After the 2004 election, Stephen Harper was disappointed and even threatened to quit as leader of the newly formed Conservative Party of Canada.
He was pushing for a majority, but instead had to settle for official opposition status.
So what did he do, once talked out of a simple resignation? He disappeared. For the entire summer, few people knew his whereabouts.
We do know one of the things he was engaged in during that time, however. Forming a coalition with Bloc leader Gilles Duceppe and NDP leader Jack Layton, to topple Paul Martin's government at the throne speech. He wasn't even willing to wait until Parliament officially opened.
His letter directed to then Governor General Adrienne Clarkson:
September 9, 2004
Her Excellency the Right Honourable Adrienne Clarkson,C.C., C.M.M., C.O.M., C.D.Governor General
1 Sussex Drive
Ottawa, Ontario K1A 0A1
As leaders of the opposition parties, we are well aware that, given the Liberal minority government, you could be asked by the Prime Minister to dissolve the 38th Parliament at any time should the House of Commons fail to support some part of the government's program.
We respectfully point out that the opposition parties, who together constitute a majority in the House, have been in close consultation. We believe that, should a request for dissolution arise this should give you cause, as constitutional practicehas determined, to consult the opposition leaders and consider all of your options before exercising your constitutional authority.
Your attention to this matter is appreciated.
Hon. Stephen Harper, P.C., M.P.Leader of the Opposition Leader of the Conservative Party of Canada
Gilles Duceppe, M.P.Leader of the Bloc Quebecois
Jack Layton, M.P.Leader of the New Democratic Party
He wanted to be Prime Minister anyway he could, and if that meant promising favours to the Bloc and NDP, so be it. When Stockwell Day found himself slipping in the polls in the 2000 election, he proposed the exact same thing, except that his only included the Bloc, not the NDP.

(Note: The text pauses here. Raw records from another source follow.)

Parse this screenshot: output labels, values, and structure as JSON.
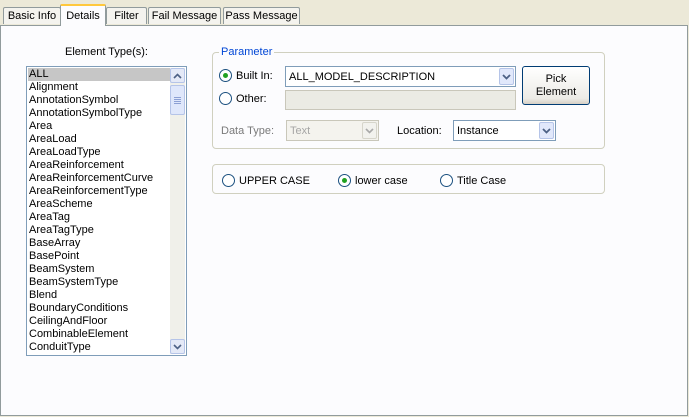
{
  "tabs": [
    {
      "label": "Basic Info"
    },
    {
      "label": "Details"
    },
    {
      "label": "Filter"
    },
    {
      "label": "Fail Message"
    },
    {
      "label": "Pass Message"
    }
  ],
  "active_tab": "Details",
  "element_types": {
    "label": "Element Type(s):",
    "selected": "ALL",
    "items": [
      "ALL",
      "Alignment",
      "AnnotationSymbol",
      "AnnotationSymbolType",
      "Area",
      "AreaLoad",
      "AreaLoadType",
      "AreaReinforcement",
      "AreaReinforcementCurve",
      "AreaReinforcementType",
      "AreaScheme",
      "AreaTag",
      "AreaTagType",
      "BaseArray",
      "BasePoint",
      "BeamSystem",
      "BeamSystemType",
      "Blend",
      "BoundaryConditions",
      "CeilingAndFloor",
      "CombinableElement",
      "ConduitType"
    ]
  },
  "parameter": {
    "legend": "Parameter",
    "built_in_label": "Built In:",
    "built_in_value": "ALL_MODEL_DESCRIPTION",
    "built_in_checked": true,
    "other_label": "Other:",
    "other_value": "",
    "other_checked": false,
    "pick_button": "Pick\nElement",
    "data_type_label": "Data Type:",
    "data_type_value": "Text",
    "location_label": "Location:",
    "location_value": "Instance"
  },
  "case_options": {
    "options": [
      "UPPER CASE",
      "lower case",
      "Title Case"
    ],
    "selected": "lower case"
  },
  "colors": {
    "accent_legend": "#0046d5",
    "radio_dot": "#21a121",
    "tab_highlight": "#ffc83c"
  }
}
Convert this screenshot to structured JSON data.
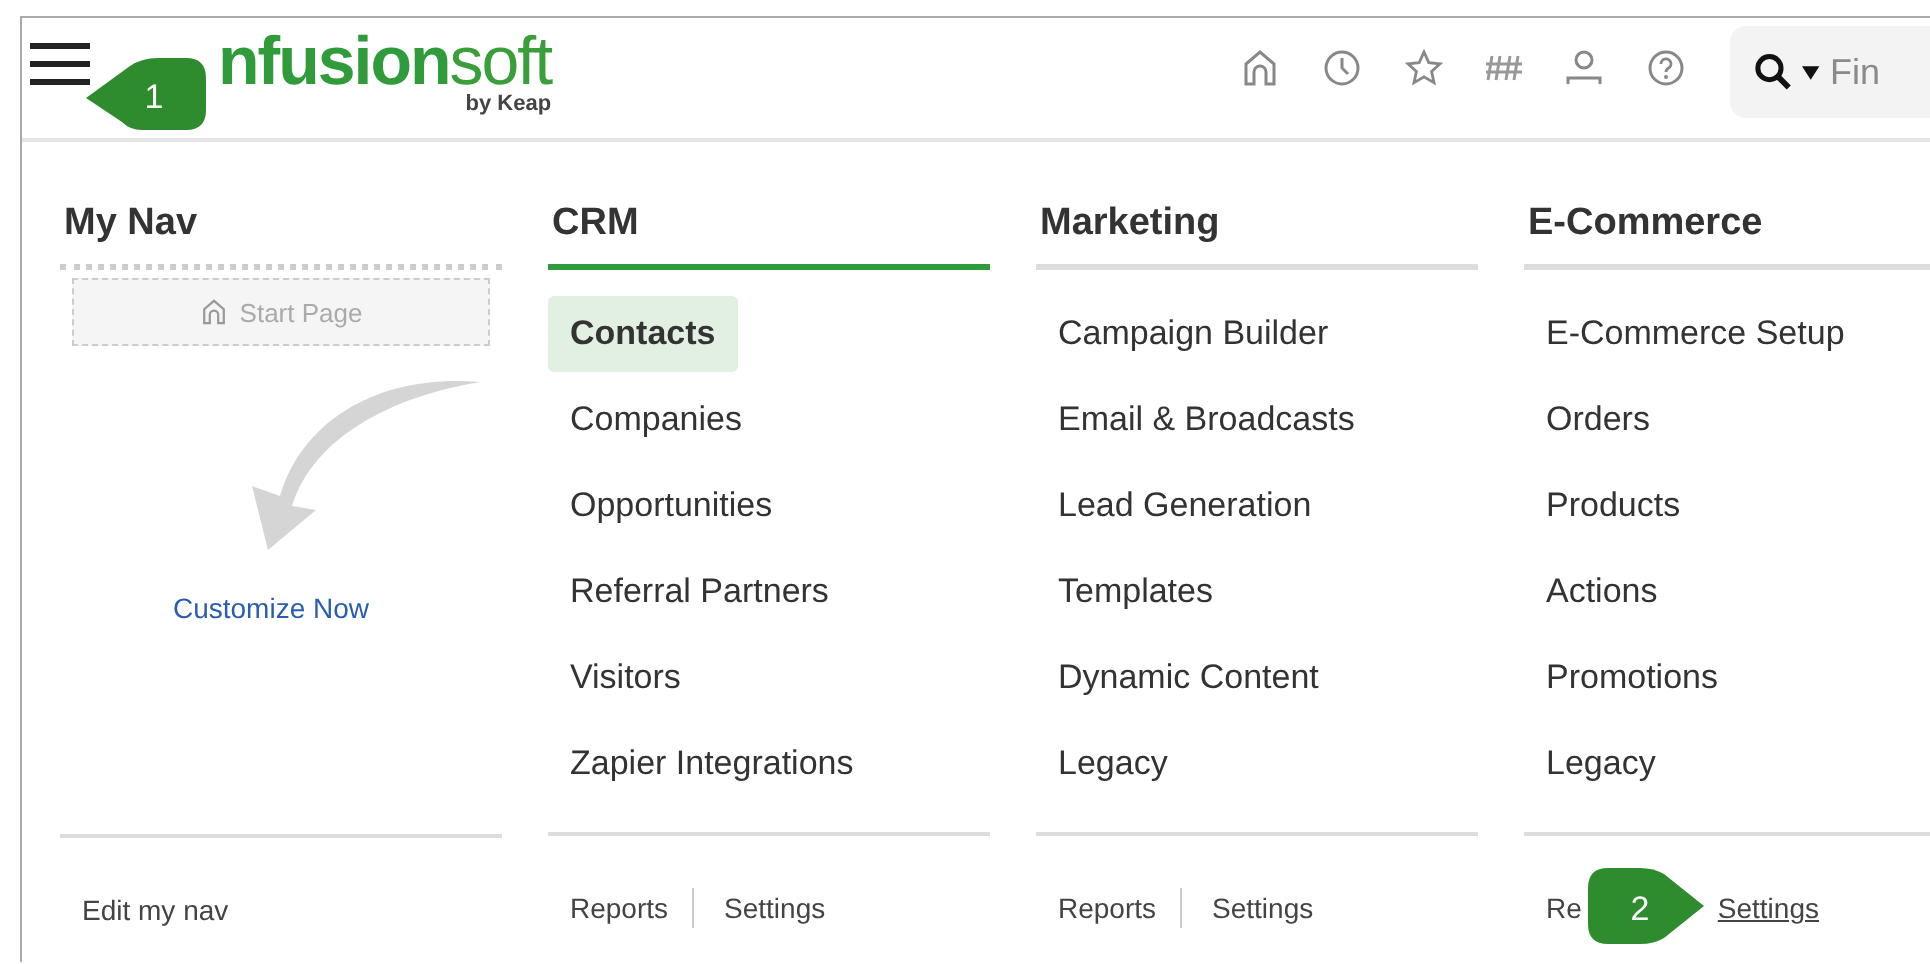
{
  "header": {
    "logo": {
      "text": "**nfusion**soft",
      "byline": "by Keap"
    },
    "search": {
      "placeholder": "Fin"
    }
  },
  "my_nav": {
    "title": "My Nav",
    "start_page": "Start Page",
    "customize": "Customize Now",
    "footer": "Edit my nav"
  },
  "columns": [
    {
      "title": "CRM",
      "selected": true,
      "items": [
        {
          "label": "Contacts",
          "selected": true
        },
        {
          "label": "Companies",
          "selected": false
        },
        {
          "label": "Opportunities",
          "selected": false
        },
        {
          "label": "Referral Partners",
          "selected": false
        },
        {
          "label": "Visitors",
          "selected": false
        },
        {
          "label": "Zapier Integrations",
          "selected": false
        }
      ],
      "footer": [
        {
          "label": "Reports",
          "underlined": false
        },
        {
          "label": "Settings",
          "underlined": false
        }
      ]
    },
    {
      "title": "Marketing",
      "selected": false,
      "items": [
        {
          "label": "Campaign Builder",
          "selected": false
        },
        {
          "label": "Email & Broadcasts",
          "selected": false
        },
        {
          "label": "Lead Generation",
          "selected": false
        },
        {
          "label": "Templates",
          "selected": false
        },
        {
          "label": "Dynamic Content",
          "selected": false
        },
        {
          "label": "Legacy",
          "selected": false
        }
      ],
      "footer": [
        {
          "label": "Reports",
          "underlined": false
        },
        {
          "label": "Settings",
          "underlined": false
        }
      ]
    },
    {
      "title": "E-Commerce",
      "selected": false,
      "items": [
        {
          "label": "E-Commerce Setup",
          "selected": false
        },
        {
          "label": "Orders",
          "selected": false
        },
        {
          "label": "Products",
          "selected": false
        },
        {
          "label": "Actions",
          "selected": false
        },
        {
          "label": "Promotions",
          "selected": false
        },
        {
          "label": "Legacy",
          "selected": false
        }
      ],
      "footer": [
        {
          "label": "Re",
          "underlined": false
        },
        {
          "label": "Settings",
          "underlined": true
        }
      ]
    }
  ],
  "callouts": [
    {
      "label": "1",
      "kind": "left"
    },
    {
      "label": "2",
      "kind": "right"
    }
  ]
}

A Liberal majority that year blew Day's coalition out of the water, but Harper's had potential. Combined, the three parties had more seats than the Liberals, so why not give it a shot?
Now he, like Day, could have only used the Bloc, because with his 99 and their 54, they outnumbered the Liberals' 135. Why he included the NDP is unclear, but perhaps some of the members weren't keen and he didn't want to take any chances. However, he had to use the Bloc to make it work.
Both Gilles Duceppe and Jack Layton confirm this 2004 coalition, though Harper has denied it, despite the existence of the letter.
THE LIBERAL-NDP COALITION: A BETTER DEAL FOR BC
Stephen Harper says he is against two parties forming a coalition and then passing bills with the support of the Bloc. However, he himself formed a coalition between Reformers and Progressive Conservatives and then passed two budgets with the support of the Bloc! He wrote the playbook he is now calling unholy!
In 2004, when he was Opposition Leader, Stephen Harper himself wrote to the Governor General a joint letter with the NDP and the Bloc asking for power without an election. Today he calls that exact same thing undemocratic? It was his idea … and with the same partners, Mr. Layton and Mr. Duceppe.
Harper Lies About Coalition Details
Bloc Leader Gilles Duceppe held up the letter during Wednesday’s question period while grilling the former Alliance leader over the alleged plan, as well as over the Conservatives’ apparent willingness to form a coalition with the separatist party in 2004.
“Will he admit that in 2004, and in 2000, he was prepared to make such a deal with the Bloc?” Duceppe told the House.
So why was Harper's 'coup' democratic and not the more recent coalition attempt? He just lies so easily now.